Now, as I noted, the foundational sections you often meet early in category theory books worry away about questions of size (sets vs classes etc.). But the present worry is orthogonal to all that, and is in a way more basic. If we want to make no assumption that the denizens of different bits of the mathematical universe are all cut from the same cloth, we won’t want to slip into assuming that *sets* of these denizens are all pure sets. So in particular, do we really want to assume that a collection of morphisms (hom-set) must actually live in **Set**, if that’s the category mentioned back almost on p.1 of the book which is naturally read (and sometimes explicitly said to be) a category of pure sets? It may be that **Set** eventually gets to play a special role in the mathematical universe, with other most other categories being representable inside it: but surely this should be something to be shown later, not an assumption to be built in from the start.

In Chapter 3 of his fine *Basic Category Theory*, Tom Leinster makes the right moves here. Back track. Ask again: what are the sets that, before we start into category theory, we know and love and which are pointed to as constituting an exemplar of a category? Not the sets of pure ZFC (which mathematicians other than set theorists could even spell out the axioms which are supposed to tell you what these are?) but rather what we might call the sets of the working mathematician — sets of naturals, perhaps, or sets of reals, or sets of points in a space, or a set of continuous functions, or … And these are sets with ur-elements, elements that are not themselves presumed to be sets. (Or if we ascend to talk of sets of sets of naturals, for example, it remains the case that when we descend again through members of members … everything typically bottoms out with primitive non-sets.)

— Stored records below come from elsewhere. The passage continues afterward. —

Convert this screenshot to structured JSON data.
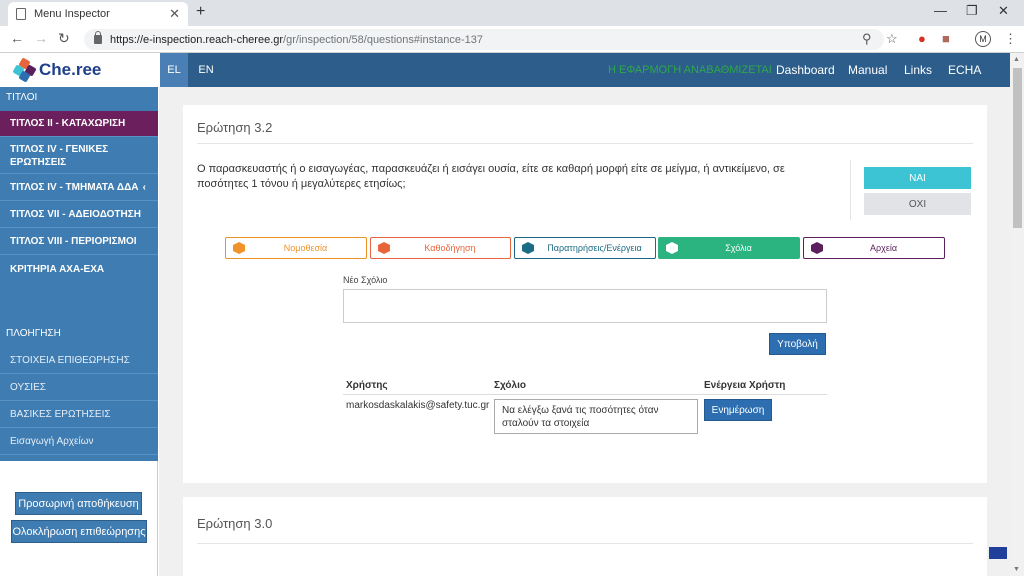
{
  "browser": {
    "tab_title": "Menu Inspector",
    "tab_close": "✕",
    "new_tab": "+",
    "url_host": "https://e-inspection.reach-cheree.gr",
    "url_path": "/gr/inspection/58/questions#instance-137",
    "profile_initial": "M"
  },
  "header": {
    "logo_text": "Che.ree",
    "lang_el": "EL",
    "lang_en": "EN",
    "notice": "Η ΕΦΑΡΜΟΓΗ ΑΝΑΒΑΘΜΙΖΕΤΑΙ",
    "links": [
      "Dashboard",
      "Manual",
      "Links",
      "ECHA"
    ]
  },
  "sidebar": {
    "titles_heading": "ΤΙΤΛΟΙ",
    "titles": [
      "ΤΙΤΛΟΣ ΙΙ - ΚΑΤΑΧΩΡΙΣΗ",
      "ΤΙΤΛΟΣ ΙV - ΓΕΝΙΚΕΣ ΕΡΩΤΗΣΕΙΣ",
      "ΤΙΤΛΟΣ ΙV - ΤΜΗΜΑΤΑ ΔΔΑ",
      "ΤΙΤΛΟΣ VII - ΑΔΕΙΟΔΟΤΗΣΗ",
      "ΤΙΤΛΟΣ VIII - ΠΕΡΙΟΡΙΣΜΟΙ",
      "ΚΡΙΤΗΡΙΑ ΑΧΑ-ΕΧΑ"
    ],
    "nav_heading": "ΠΛΟΗΓΗΣΗ",
    "nav": [
      "ΣΤΟΙΧΕΙΑ ΕΠΙΘΕΩΡΗΣΗΣ",
      "ΟΥΣΙΕΣ",
      "ΒΑΣΙΚΕΣ ΕΡΩΤΗΣΕΙΣ",
      "Εισαγωγή Αρχείων"
    ],
    "save_button": "Προσωρινή αποθήκευση",
    "complete_button": "Ολοκλήρωση επιθεώρησης"
  },
  "question": {
    "title": "Ερώτηση 3.2",
    "text": "Ο παρασκευαστής ή ο εισαγωγέας, παρασκευάζει ή εισάγει ουσία, είτε σε καθαρή μορφή είτε σε μείγμα, ή αντικείμενο, σε ποσότητες 1 τόνου ή μεγαλύτερες ετησίως;",
    "yes": "ΝΑΙ",
    "no": "ΟΧΙ",
    "tabs": [
      "Νομοθεσία",
      "Καθοδήγηση",
      "Παρατηρήσεις/Ενέργεια",
      "Σχόλια",
      "Αρχεία"
    ],
    "new_comment_label": "Νέο Σχόλιο",
    "submit": "Υποβολή",
    "table_headers": [
      "Χρήστης",
      "Σχόλιο",
      "Ενέργεια Χρήστη"
    ],
    "comment_user": "markosdaskalakis@safety.tuc.gr",
    "comment_text": "Να ελέγξω ξανά τις ποσότητες όταν σταλούν τα στοιχεία",
    "update": "Ενημέρωση"
  },
  "next_question": {
    "title": "Ερώτηση 3.0"
  },
  "colors": {
    "header": "#2d5d8a",
    "sidebar": "#3e7cb1",
    "active_item": "#6b1f5c",
    "yes": "#3cc4d4",
    "tab_orange": "#f0932b",
    "tab_orange2": "#e8643a",
    "tab_teal": "#1c6b84",
    "tab_green": "#2bb380",
    "tab_purple": "#5a1f5c"
  }
}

We assume various operations are permissible on these sets, and we can codify the permissible operations (for the purposes of the non-set-theorist, falling short of ZFC). Now Leinster associates this with Lawvere’s codification of the Elementary Theory of the Category of Sets (ETCS). But of course, Zermelo was in the same game, aiming to codify the principles of set-building that the working mathematician actually needs, aiming to provide enough to do the usual constructions but not enough to threaten paradox, and Zermelo’s original set theory too allowed for ur-elements. But then, if **Set** is to be a category of sets-with-urelements, built up using the principles working mathematicians actually need (whatever they are) — which indeed makes some of appeals to **Set** in category theory much more natural — then this really needs to be said (as Leinster does, and others don’t, and some actually deny).

Of course, we *could* go Schubert’s way and take hom-sets to be pure sets, so that morphisms and the other apparatus of category theory are all pure sets. But seeing category theory in this way as simply in the service of an across-the-board set-theoretic reductionism would surely be an unhappy way of looking at things: category theory seemed to promise more than that!